Landspitali, Department of Psychiatry, National University Hospital, Reykjavik, Iceland; Faculty of Medicine, School of Health Sciences, University of Iceland, Vatnsmyrarvegur 16, 101 Reykjavik, Iceland. Electronic address: [Email]

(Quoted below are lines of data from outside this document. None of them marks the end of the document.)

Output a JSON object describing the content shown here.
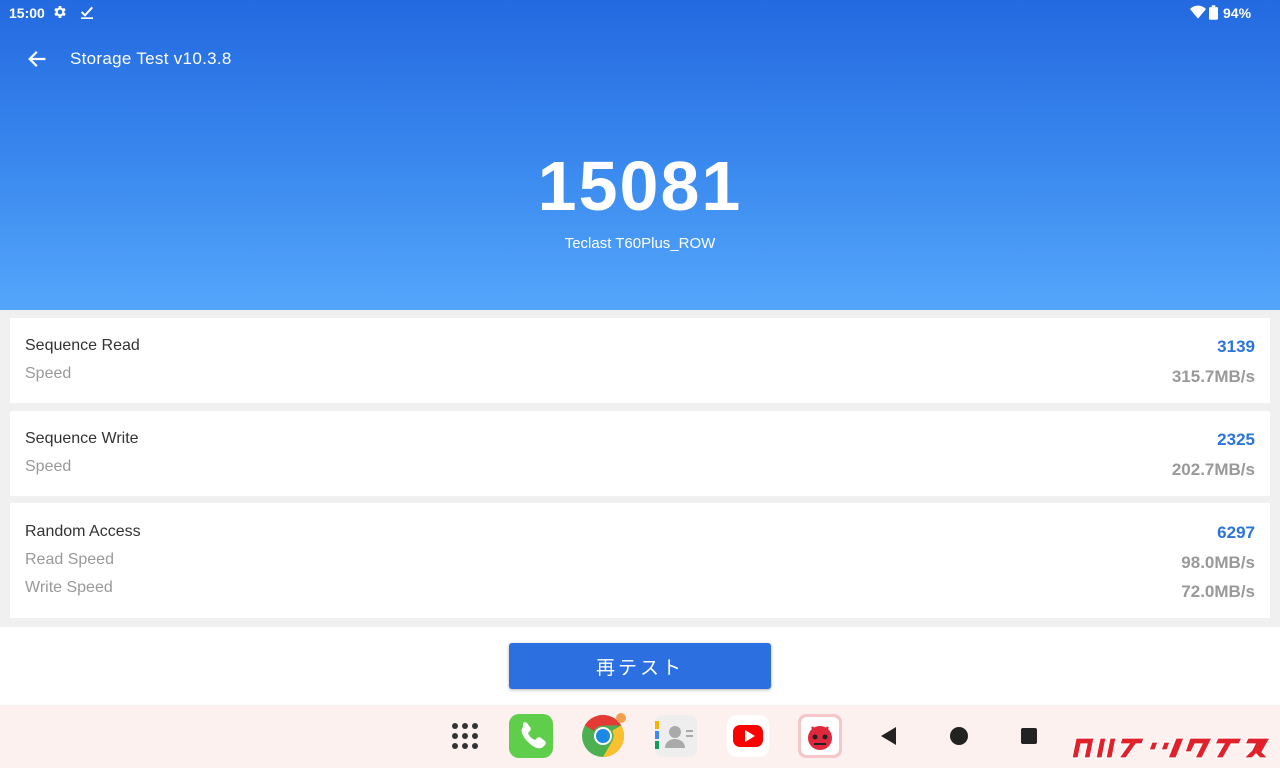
{
  "status_bar": {
    "time": "15:00",
    "battery_percent": "94%",
    "icons": [
      "gear-icon",
      "download-done-icon",
      "wifi-icon",
      "battery-icon"
    ]
  },
  "header": {
    "title": "Storage Test v10.3.8",
    "back_icon": "arrow-left-icon"
  },
  "result": {
    "total_score": "15081",
    "device": "Teclast T60Plus_ROW"
  },
  "sections": [
    {
      "label": "Sequence Read",
      "score": "3139",
      "rows": [
        {
          "label": "Speed",
          "value": "315.7MB/s"
        }
      ]
    },
    {
      "label": "Sequence Write",
      "score": "2325",
      "rows": [
        {
          "label": "Speed",
          "value": "202.7MB/s"
        }
      ]
    },
    {
      "label": "Random Access",
      "score": "6297",
      "rows": [
        {
          "label": "Read Speed",
          "value": "98.0MB/s"
        },
        {
          "label": "Write Speed",
          "value": "72.0MB/s"
        }
      ]
    }
  ],
  "retest_button": "再テスト",
  "dock": {
    "apps": [
      "app-drawer-icon",
      "phone-icon",
      "chrome-icon",
      "contacts-icon",
      "youtube-icon",
      "antutu-icon"
    ],
    "nav": [
      "back-triangle-icon",
      "home-circle-icon",
      "recents-square-icon"
    ]
  },
  "colors": {
    "header_top": "#2369e0",
    "header_bottom": "#54a6fb",
    "accent": "#2a74dc",
    "button": "#2b6fe0",
    "muted": "#999999",
    "dock_bg": "#fdf1ef"
  }
}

Early application of cognitive remediation may help prevent the development of long-term functional impairments that characterize psychotic disorders. Interventions that encompass both neurocognitive and social-cognitive training may work synergistically to bridge the gap between cognitive gains and functional outcomes in early psychosis. We integrated three cognitive remediation approaches: Neuropsychological Educational Approach to Remediation (NEAR), Compensatory Cognitive Training (CCT), and Social Cognition and Interaction Training (SCIT), and evaluated the effects on cognition, clinical symptoms, self-assessed and informant-assessed social functioning in early psychosis. A total of 49 patients diagnosed with primary psychotic disorder seeking service at an early-intervention service in Iceland were randomized to either a waiting-list control group (n = 24) or a 12-week group-based integrative cognitive remediation (n = 25). Neurocognition, social cognition, community functioning and clinical symptoms were assessed at baseline and post-treatment. The intervention group showed significant improvements in verbal memory, cognitive flexibility, working memory, ToM and a significant reduction in hostile attributions, compared to those receiving standard treatment alone, but there were no differences between groups on measures of social functioning or clinical symptoms. The intervention was well tolerated and received high treatment satisfaction ratings. Findings indicate that integrated cognitive remediation has potential to improve neurocognition and social cognition in early psychosis.